All of which is no doubt the case but here's a thought: like any office or place of work, there are those in the dressing room who think the manager is good, some who think he is okay and some who think he is rubbish. Almost all will say the same thing in public: “The manager is brilliant.”

Lazzerini not the only competitor to find redemption after a comeback

Ross Murdoch's return to the pool following his last year was one of the stories of the Games and he rightly got the plaudits he deserved after a haul of three medals in Birmingham brought the curtain down on his glittering career.

For every Murdoch, though, there is a Craig Benson, a fellow breaststroker, who has never much been blessed with luck and who often seemed to be there or thereabouts without ever quite reaching the heights of Murdoch. Benson was a talented swimmer and once beat the great Michael Phelps at the US Open Championships but often he just missed out as he did when he swam in the heats but not the final for the team that won gold at the 2016 European Championship in the 100m mixed medley relay.

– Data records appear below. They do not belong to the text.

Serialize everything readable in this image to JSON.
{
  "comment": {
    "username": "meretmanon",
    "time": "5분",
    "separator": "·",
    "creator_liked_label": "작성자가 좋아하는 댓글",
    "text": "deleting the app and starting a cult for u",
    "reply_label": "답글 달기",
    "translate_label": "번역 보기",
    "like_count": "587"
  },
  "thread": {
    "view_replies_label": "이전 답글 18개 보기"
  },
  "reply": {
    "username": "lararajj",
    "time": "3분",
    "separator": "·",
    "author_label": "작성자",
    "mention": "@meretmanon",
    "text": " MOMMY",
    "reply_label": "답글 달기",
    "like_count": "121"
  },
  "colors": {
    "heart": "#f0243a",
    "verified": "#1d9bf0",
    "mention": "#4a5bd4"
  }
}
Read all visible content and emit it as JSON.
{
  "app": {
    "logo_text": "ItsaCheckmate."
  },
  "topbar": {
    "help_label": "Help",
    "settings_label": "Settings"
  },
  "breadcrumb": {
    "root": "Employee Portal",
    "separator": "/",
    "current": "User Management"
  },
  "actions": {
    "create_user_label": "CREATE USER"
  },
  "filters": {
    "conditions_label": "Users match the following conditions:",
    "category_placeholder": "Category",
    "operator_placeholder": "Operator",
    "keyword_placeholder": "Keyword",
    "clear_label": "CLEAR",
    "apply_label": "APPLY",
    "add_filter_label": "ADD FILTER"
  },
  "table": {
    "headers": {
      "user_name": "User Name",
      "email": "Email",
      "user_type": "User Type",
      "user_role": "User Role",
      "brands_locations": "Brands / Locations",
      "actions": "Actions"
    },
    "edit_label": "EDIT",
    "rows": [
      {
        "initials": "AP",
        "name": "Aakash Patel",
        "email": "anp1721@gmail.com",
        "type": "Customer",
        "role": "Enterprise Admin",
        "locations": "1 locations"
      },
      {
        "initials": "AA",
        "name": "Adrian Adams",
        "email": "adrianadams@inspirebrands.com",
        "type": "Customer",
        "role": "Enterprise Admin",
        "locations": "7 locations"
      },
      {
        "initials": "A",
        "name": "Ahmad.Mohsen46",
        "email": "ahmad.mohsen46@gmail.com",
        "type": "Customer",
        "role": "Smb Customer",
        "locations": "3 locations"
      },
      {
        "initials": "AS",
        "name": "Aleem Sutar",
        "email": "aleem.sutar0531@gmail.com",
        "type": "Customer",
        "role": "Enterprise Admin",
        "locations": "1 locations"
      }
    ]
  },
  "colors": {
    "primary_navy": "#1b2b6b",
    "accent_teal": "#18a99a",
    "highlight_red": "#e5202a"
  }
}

So it was just as pleasing to see him leave the Games with a bronze in the 4x100m medley relay as it was to witness Murdoch's success.

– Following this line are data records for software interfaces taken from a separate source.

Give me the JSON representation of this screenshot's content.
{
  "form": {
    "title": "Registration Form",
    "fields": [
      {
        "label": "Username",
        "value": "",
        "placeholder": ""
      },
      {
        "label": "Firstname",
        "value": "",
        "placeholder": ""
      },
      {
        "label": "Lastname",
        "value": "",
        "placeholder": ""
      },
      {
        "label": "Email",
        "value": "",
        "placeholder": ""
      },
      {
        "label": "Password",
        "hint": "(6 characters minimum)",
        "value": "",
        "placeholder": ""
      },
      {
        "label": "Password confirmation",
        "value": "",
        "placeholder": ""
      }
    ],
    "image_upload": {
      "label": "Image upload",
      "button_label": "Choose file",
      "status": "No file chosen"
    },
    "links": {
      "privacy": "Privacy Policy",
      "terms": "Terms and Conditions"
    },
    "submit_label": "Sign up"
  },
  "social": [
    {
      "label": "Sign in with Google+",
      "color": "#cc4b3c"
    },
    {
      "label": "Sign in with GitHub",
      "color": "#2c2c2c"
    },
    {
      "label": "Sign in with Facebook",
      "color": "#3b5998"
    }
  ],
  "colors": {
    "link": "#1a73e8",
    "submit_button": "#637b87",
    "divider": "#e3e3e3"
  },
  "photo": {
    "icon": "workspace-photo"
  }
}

Argos Aberdeen v Currys Celtic

The Monday kick-off wonders sometimes about the ways in which Scottish football clubs could go about generating increased revenue for themselves. A recent phenomenon of the last decade or so has been to sell the names of the stadium to sponsors. This is particularly irksome for the humble sub-editor who attempts in vain to abbreviate – to name but one - The Fountain of Youth Stadium in order to make it fit into a scoreline box. But what if clubs succumbed to the tendency that has infiltrated European football increasingly in recent seasons whereby traditional team names have been part-bartered away in return for filthy lucre.

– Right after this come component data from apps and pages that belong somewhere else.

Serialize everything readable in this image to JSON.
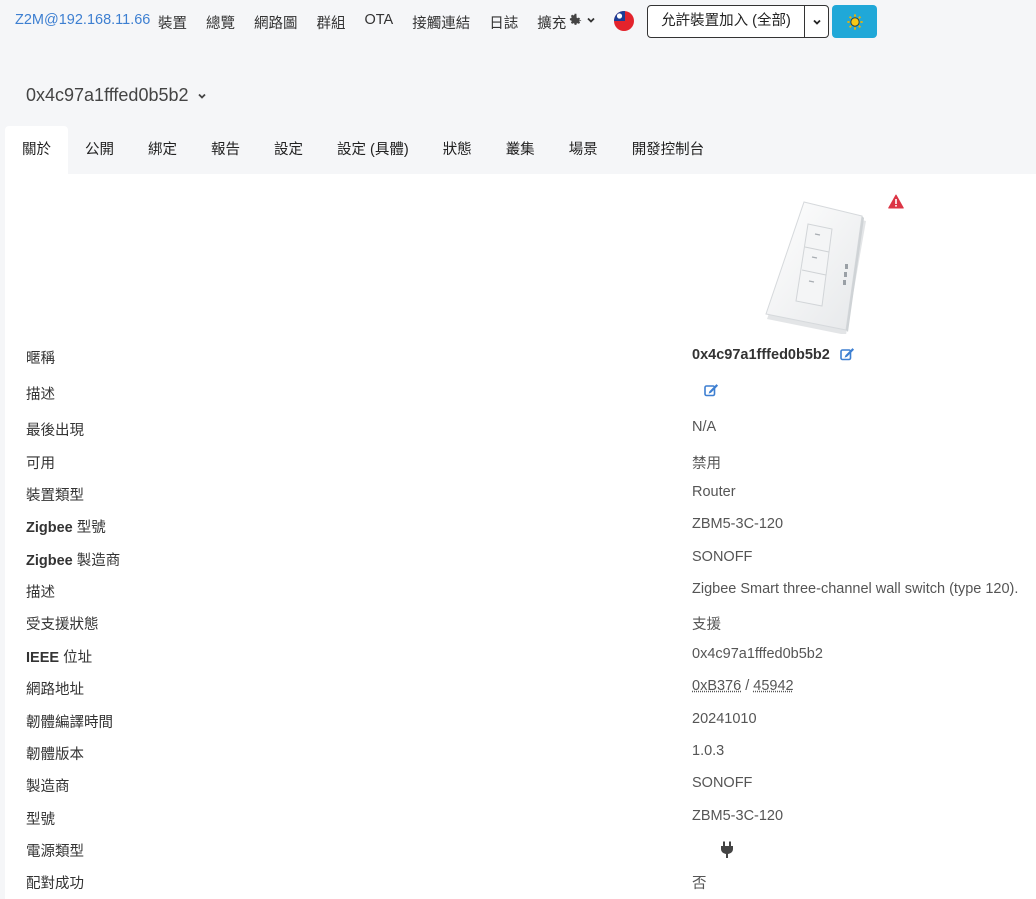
{
  "nav": {
    "brand": "Z2M@192.168.11.66",
    "links": [
      "裝置",
      "總覽",
      "網路圖",
      "群組",
      "OTA",
      "接觸連結",
      "日誌",
      "擴充"
    ],
    "permit_join": "允許裝置加入 (全部)"
  },
  "device": {
    "title": "0x4c97a1fffed0b5b2"
  },
  "tabs": [
    "關於",
    "公開",
    "綁定",
    "報告",
    "設定",
    "設定 (具體)",
    "狀態",
    "叢集",
    "場景",
    "開發控制台"
  ],
  "details": {
    "friendly_name_label": "暱稱",
    "friendly_name_value": "0x4c97a1fffed0b5b2",
    "description_label": "描述",
    "last_seen_label": "最後出現",
    "last_seen_value": "N/A",
    "availability_label": "可用",
    "availability_value": "禁用",
    "device_type_label": "裝置類型",
    "device_type_value": "Router",
    "zigbee_model_label_b": "Zigbee",
    "zigbee_model_label": " 型號",
    "zigbee_model_value": "ZBM5-3C-120",
    "zigbee_manufacturer_label_b": "Zigbee",
    "zigbee_manufacturer_label": " 製造商",
    "zigbee_manufacturer_value": "SONOFF",
    "description2_label": "描述",
    "description2_value": "Zigbee Smart three-channel wall switch (type 120).",
    "support_status_label": "受支援狀態",
    "support_status_value": "支援",
    "ieee_label_b": "IEEE",
    "ieee_label": " 位址",
    "ieee_value": "0x4c97a1fffed0b5b2",
    "network_address_label": "網路地址",
    "network_address_hex": "0xB376",
    "network_address_sep": " / ",
    "network_address_dec": "45942",
    "firmware_build_date_label": "韌體編譯時間",
    "firmware_build_date_value": "20241010",
    "firmware_version_label": "韌體版本",
    "firmware_version_value": "1.0.3",
    "manufacturer_label": "製造商",
    "manufacturer_value": "SONOFF",
    "model_label": "型號",
    "model_value": "ZBM5-3C-120",
    "power_source_label": "電源類型",
    "interview_label": "配對成功",
    "interview_value": "否"
  },
  "colors": {
    "link": "#3d7fd1",
    "success": "#3fab4e",
    "theme_button": "#20a8d8",
    "warning": "#dc3545"
  },
  "icons": [
    "gear-icon",
    "taiwan-flag-icon",
    "chevron-down-icon",
    "sun-icon",
    "warning-icon",
    "edit-icon",
    "plug-icon"
  ]
}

Check out the Austrian Bundesliga, for example, where famous old clubs now carry horrendous appendages such as Puntigamer Sturm Graz, Guntamatic Ried, Flyeralarm Admira and CASHPOINT Altach which make a skip through the league table feel as if you are reading about the new additions to the retail park on the outskirts of town. We've already started to see it in Scottish football with Open Goal Broomhill in the Lowland League so is it only a matter of time? Would a chunk of money each season be enough for a Kentucky Fried Motherwell or Halfords Hamilton Academical to ever make it acceptable?


The number of years that have elapsed since Hampden Park hosted the greatest European Cup final of all time between Real Madrid and Eintracht Frankfurt. The two teams meet in Helsinki on Wednesday for the first time since that historic contest to battle for the European Super Cup.